Houser helped by Payamps' escape act in sixth
Reliever works out of inherited second-and-third jam to lift Brewers to series win
MILWAUKEE -- The Brewers were looking for something to reverse their recent string of series losses, and maybe their performance on Wednesday afternoon was it.
Adrian Houser retired 14 consecutive batters during one stretch of his second straight scoreless start, and Willy Adames, Owen Miller and Brian Anderson homered in the Brewers’ 4-0 win over the Astros at American Family Field.
The Astros, after busting loose for 12 runs while beating Corbin Burnes in the opener of this three-game set, now have absorbed their first back-to-back shutout losses. Behind solid starts from Colin Rea and Houser, the Brewers picked up a series victory after falling in seven of their previous nine series over the past month -- and they didn’t have to deploy closer Devin Williams.
“The team needs it,” Houser said. "We’re thin on starting pitching right now, but you can’t put pressure on yourself. The game’s already hard enough as it is, so you just have to go out there, have fun, relax and go compete your butt off.”
Here are three takeaways:
1. Houser is stepping up
Adames’ two-run home run off Houston starter Brandon Bielak seven pitches into the ballgame allowed Houser to pitch with a lead for most of his 5 1/3 innings. Over his past two starts, Houser has scattered six hits and two walks while allowing no runs. He’s pitching to contact, as sinkerballers often do; Houser has only seven strikeouts over that span.
Houser said some mechanical keys have kept him in line: keeping his upper body in what he calls “the pocket” and staying back as long as possible, while getting his front foot down early and not too far down the mound. Lately, those sections of his body have been nicely synched.
The result is a couple of solid starts when the Brewers really needed them.
“I prepared myself as a starter. That’s what I think I am,” Houser said. “When I put in my work, that’s what I plan to do. So to be able to come here and help the team contribute after a short IL stint has been big.”
2. Joel Payamps is this year's escape artist
The Brewers' best bullpens in recent years have had one pitcher who excels at escaping tight spots. It once was Jeremy Jeffress. Then Brad Boxberger. Of late, it has been Payamps, picked up from Oakland along with Contreras in a three-team trade with the A’s and Braves. He has inherited 13 baserunners this season, and only one has scored. Payamps stranded all four of his inherited baserunners over the past two days.
“They’re definitely intense situations, right?” Payamps said. “But you try to treat it as another outing. Try to go in there and be aggressive, attack the zone and try to get an out and let it go on the field.”

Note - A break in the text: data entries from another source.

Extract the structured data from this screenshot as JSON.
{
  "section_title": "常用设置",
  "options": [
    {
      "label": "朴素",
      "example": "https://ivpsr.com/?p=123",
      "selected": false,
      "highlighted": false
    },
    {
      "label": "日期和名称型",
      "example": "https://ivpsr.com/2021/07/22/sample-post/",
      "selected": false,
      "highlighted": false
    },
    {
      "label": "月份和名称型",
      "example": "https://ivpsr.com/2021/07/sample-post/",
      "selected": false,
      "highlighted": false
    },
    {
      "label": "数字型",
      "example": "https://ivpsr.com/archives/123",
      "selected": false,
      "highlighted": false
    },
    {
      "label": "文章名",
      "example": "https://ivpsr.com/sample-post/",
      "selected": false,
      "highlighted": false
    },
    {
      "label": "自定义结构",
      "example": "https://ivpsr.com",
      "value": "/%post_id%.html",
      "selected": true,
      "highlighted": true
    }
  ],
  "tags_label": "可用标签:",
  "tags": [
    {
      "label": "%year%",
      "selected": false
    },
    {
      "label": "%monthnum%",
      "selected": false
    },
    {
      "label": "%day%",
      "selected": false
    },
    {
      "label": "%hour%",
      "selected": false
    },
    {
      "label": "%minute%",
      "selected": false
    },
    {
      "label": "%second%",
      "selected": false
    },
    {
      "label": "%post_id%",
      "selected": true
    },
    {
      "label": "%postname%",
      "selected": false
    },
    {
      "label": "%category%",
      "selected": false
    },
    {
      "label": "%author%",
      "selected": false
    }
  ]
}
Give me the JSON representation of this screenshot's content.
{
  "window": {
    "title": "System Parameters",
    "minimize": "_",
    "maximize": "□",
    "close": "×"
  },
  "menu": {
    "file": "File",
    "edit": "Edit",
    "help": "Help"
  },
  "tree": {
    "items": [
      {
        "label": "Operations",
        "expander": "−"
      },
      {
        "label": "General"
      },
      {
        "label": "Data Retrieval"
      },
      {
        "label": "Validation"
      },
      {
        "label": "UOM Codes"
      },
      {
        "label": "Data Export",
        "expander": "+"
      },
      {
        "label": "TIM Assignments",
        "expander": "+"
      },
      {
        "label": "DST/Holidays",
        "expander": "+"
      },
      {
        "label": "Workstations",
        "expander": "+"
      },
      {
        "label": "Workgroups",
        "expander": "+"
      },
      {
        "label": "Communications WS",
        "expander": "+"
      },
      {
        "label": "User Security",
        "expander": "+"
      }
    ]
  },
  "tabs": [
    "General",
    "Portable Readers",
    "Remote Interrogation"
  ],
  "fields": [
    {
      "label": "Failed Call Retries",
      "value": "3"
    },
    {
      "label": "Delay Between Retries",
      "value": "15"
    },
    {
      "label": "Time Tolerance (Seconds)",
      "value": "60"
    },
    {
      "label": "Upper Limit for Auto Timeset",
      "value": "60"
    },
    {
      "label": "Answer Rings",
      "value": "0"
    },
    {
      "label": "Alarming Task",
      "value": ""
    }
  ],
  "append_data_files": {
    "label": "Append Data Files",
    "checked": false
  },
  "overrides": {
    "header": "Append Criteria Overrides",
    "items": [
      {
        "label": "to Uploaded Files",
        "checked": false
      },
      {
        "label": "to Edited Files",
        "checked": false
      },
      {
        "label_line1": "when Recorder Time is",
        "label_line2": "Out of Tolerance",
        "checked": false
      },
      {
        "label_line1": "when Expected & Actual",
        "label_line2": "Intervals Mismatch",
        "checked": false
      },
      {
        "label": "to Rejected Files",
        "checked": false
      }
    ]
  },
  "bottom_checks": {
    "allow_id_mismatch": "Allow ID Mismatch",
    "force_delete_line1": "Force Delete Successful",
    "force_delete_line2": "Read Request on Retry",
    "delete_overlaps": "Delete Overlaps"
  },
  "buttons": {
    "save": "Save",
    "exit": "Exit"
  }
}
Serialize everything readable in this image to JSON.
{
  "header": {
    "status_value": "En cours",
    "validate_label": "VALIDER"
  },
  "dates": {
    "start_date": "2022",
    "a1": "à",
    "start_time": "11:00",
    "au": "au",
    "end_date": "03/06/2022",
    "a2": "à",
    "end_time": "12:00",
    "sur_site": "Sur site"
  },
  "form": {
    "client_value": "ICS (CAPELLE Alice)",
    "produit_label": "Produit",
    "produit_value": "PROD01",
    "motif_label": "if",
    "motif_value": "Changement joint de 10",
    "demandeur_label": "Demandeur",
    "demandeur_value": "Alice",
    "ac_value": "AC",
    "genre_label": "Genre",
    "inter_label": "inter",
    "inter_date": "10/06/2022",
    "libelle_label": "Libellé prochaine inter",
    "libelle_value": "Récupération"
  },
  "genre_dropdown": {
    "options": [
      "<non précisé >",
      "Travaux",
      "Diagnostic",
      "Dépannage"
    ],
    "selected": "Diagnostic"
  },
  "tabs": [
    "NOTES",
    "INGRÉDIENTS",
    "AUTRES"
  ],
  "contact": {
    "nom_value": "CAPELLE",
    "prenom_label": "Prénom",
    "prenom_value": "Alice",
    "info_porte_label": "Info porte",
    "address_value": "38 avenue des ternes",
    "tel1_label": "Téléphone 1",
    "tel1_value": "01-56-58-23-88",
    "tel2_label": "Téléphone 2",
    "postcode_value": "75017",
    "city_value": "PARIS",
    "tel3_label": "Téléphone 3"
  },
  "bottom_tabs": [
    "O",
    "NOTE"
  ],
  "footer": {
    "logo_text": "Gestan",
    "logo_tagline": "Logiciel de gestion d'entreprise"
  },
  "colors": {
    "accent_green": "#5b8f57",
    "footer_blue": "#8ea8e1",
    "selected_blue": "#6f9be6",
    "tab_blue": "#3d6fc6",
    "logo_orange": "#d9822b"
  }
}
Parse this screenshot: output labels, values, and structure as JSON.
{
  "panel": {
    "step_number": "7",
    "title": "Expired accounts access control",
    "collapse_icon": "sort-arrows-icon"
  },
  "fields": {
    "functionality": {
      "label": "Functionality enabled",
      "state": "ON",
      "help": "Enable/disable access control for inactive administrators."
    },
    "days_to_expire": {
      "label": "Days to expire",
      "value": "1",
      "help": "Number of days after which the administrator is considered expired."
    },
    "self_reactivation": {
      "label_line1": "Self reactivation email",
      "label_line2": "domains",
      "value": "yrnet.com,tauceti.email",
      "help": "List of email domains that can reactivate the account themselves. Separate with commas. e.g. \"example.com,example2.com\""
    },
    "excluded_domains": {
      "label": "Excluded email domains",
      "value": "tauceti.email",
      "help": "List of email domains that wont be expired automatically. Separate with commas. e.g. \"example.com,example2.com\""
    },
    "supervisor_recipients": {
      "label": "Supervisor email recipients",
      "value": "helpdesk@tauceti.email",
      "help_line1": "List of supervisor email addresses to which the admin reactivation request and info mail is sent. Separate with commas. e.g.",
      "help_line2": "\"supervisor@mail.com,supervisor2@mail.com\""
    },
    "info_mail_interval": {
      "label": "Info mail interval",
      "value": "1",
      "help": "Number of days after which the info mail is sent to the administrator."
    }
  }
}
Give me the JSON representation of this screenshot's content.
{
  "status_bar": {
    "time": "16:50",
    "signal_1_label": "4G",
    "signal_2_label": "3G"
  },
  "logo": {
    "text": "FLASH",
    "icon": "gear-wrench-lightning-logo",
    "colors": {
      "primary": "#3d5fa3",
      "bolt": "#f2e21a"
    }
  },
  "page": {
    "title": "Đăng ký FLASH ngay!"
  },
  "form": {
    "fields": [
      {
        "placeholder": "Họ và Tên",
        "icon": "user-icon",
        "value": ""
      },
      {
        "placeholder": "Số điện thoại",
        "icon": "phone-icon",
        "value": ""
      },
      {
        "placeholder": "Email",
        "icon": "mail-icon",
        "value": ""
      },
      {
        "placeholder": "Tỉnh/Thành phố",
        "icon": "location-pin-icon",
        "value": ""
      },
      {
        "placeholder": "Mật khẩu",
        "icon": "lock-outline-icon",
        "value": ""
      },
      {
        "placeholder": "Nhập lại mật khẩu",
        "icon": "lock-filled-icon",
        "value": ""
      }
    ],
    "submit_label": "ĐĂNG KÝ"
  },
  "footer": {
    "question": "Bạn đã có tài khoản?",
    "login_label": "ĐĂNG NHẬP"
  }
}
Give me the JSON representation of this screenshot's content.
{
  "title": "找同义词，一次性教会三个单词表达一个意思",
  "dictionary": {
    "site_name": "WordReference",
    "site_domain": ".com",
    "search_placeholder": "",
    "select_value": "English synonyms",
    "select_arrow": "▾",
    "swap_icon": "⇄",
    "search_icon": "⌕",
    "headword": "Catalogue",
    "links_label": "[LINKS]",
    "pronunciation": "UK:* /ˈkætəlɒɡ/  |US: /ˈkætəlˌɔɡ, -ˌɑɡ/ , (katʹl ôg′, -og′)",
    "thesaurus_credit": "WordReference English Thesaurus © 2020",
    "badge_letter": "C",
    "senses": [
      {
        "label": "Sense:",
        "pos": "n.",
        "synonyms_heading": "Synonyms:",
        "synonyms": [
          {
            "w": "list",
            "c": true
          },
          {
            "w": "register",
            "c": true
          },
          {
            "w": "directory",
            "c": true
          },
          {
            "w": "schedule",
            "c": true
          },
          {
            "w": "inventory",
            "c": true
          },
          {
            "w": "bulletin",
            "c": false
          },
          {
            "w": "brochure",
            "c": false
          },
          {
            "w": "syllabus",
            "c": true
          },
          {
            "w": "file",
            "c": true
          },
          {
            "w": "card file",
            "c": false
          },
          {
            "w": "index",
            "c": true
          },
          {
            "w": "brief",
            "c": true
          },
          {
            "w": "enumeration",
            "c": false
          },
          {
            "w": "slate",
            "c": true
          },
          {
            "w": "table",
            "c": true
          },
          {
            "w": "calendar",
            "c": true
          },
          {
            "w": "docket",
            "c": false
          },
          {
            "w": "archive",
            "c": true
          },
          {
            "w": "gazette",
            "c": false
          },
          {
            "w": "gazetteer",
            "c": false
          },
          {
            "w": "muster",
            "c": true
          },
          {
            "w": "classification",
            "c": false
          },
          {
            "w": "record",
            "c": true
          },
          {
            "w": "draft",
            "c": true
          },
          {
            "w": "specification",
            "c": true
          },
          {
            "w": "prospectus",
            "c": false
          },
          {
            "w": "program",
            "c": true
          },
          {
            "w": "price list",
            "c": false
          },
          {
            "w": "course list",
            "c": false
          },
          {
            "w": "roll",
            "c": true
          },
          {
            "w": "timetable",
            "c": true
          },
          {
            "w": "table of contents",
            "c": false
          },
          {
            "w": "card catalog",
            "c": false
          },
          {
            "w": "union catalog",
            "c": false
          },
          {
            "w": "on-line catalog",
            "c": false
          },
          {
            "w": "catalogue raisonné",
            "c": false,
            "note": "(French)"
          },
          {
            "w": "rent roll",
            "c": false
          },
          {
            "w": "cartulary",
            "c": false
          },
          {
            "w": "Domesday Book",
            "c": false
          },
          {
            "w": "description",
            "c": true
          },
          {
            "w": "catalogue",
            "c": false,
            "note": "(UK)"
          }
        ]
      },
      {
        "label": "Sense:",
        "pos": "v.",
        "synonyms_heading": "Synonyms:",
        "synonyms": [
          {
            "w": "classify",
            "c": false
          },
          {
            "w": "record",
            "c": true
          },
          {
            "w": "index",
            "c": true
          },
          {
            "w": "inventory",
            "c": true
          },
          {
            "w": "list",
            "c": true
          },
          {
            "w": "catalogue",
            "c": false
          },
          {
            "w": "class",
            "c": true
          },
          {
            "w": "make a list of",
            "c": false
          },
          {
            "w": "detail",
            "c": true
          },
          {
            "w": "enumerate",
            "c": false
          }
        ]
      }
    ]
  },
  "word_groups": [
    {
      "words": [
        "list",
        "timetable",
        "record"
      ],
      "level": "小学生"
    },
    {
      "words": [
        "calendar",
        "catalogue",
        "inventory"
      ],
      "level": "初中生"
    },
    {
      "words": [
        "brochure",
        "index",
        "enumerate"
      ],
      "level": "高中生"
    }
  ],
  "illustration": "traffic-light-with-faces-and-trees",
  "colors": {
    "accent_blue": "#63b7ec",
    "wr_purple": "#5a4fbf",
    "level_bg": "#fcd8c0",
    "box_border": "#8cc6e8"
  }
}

Payamps entered in the sixth after Houser, who’d retired 14 in a row before Mauricio Dubon reached on first baseman Rowdy Tellez’s error and Alex Bregman followed with a double. Next up was Houston’s most dangerous hitter, Yordan Alvarez. Houser was only at 73 pitches, but Alvarez had already seen him twice.
“Adrian, he certainly had pitches left in the tank for sure, but Joel's just been pitching very, very well,” Brewers manager Craig Counsell said.
Payamps caught Alvarez looking at strike three, then retired Kyle Tucker on a lineout. A day earlier, Payamps struck out José Abreu and Jeremy Peña with a pair of runners aboard. Payamps has a 2.22 ERA and is tied with Peter Strzelecki for the team lead with 23 appearances.
3. Owen Miller is making for some tough decisions
Miller, the Wisconsin native who homered each of the past two games against the Astros, is hitting .400 with a 1.103 OPS in May and has forced his way into Counsell’s everyday lineup, mostly at third base.
Next week, the Brewers will get Luis Urías back from a 60-day stint on the IL with a left hamstring injury, and there will be a logjam on the infield. Brice Turang’s defense makes him valuable at second base, and Adames is locked in at shortstop.
Brian Anderson could play more right field, but that still leaves Miller and Urías at third, unless one of them serves as the designated hitter in place of Jesse Winker, who is still seeking his first home run.
“[Miller] has kind of earned his way into a regular spot in the lineup somewhere,” Counsell said. “He swung the bat well really all season, and the power has started to come. But he's had good at-bats really since the day he walked into Arizona.”
Said Astros manager Dusty Baker: “Almost every day, they’re hitting balls out of the ballpark on us, especially Miller. He really killed us this series. Usually when we lose a series, there’s one guy who’s a thorn in our side, and he was the thorn this series.”